(Task instructions)
Those lines of the data that hold the word "options" are to be copied out.

++++ Exercise inputs ++++

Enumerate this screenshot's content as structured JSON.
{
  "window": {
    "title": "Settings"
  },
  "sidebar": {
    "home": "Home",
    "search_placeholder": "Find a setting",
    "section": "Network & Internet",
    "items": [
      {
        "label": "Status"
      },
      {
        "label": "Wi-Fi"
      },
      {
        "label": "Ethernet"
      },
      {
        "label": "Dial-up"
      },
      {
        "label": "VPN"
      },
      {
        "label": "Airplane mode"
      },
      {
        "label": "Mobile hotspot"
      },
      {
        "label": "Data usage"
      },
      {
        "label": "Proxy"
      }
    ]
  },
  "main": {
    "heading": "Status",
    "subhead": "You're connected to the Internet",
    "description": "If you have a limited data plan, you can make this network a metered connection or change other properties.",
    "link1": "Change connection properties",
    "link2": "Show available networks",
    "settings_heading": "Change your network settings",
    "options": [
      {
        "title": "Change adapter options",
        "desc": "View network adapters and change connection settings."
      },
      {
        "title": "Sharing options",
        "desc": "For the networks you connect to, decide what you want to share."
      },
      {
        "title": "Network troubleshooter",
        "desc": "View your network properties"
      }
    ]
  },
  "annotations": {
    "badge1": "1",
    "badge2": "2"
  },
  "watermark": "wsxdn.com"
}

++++

(Result of the exercise)
    "options": [
        "title": "Change adapter options",
        "title": "Sharing options",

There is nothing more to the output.